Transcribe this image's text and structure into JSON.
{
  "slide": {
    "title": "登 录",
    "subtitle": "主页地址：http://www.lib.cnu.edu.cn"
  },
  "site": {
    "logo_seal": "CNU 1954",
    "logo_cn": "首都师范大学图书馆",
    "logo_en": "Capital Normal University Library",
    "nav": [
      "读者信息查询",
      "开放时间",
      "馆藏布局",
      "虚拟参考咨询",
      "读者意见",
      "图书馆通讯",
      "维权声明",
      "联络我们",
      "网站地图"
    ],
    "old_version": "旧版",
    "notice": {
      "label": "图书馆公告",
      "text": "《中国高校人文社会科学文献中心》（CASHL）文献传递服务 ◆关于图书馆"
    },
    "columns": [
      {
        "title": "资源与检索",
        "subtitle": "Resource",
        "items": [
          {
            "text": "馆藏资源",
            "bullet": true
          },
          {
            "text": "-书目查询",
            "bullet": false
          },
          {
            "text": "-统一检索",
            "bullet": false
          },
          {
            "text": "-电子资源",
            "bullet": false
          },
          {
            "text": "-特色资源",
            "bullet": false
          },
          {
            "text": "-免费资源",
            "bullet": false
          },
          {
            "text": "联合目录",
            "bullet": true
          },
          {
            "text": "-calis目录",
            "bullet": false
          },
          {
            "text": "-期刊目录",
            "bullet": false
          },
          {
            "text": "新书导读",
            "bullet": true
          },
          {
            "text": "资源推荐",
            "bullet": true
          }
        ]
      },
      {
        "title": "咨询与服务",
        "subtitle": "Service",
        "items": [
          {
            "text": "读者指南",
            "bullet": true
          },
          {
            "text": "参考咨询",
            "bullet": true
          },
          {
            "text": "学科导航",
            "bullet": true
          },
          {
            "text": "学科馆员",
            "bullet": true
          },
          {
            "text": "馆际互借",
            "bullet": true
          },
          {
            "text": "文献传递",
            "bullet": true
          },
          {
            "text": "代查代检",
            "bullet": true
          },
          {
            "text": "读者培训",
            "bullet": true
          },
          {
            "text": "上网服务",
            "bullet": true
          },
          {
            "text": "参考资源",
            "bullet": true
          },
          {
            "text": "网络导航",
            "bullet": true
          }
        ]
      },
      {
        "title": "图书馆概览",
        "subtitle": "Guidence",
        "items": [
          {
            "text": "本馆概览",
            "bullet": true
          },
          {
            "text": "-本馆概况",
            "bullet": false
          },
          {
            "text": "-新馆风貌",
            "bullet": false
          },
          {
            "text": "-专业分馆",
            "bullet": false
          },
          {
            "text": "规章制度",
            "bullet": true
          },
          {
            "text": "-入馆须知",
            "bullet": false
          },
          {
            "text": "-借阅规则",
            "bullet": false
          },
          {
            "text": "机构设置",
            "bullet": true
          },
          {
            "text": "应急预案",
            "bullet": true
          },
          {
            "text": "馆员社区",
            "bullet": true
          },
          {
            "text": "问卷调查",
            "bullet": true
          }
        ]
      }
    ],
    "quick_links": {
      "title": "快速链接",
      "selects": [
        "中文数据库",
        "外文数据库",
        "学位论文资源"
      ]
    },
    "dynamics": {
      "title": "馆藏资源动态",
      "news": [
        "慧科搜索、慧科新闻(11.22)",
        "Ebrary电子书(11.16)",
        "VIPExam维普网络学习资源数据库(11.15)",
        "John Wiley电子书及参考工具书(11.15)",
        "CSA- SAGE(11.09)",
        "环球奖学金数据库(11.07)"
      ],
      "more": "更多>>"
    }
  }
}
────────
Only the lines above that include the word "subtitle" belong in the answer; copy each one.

REPLY TO THE TASK>
    "subtitle": "主页地址：http://www.lib.cnu.edu.cn"
        "subtitle": "Resource",
        "subtitle": "Service",
        "subtitle": "Guidence",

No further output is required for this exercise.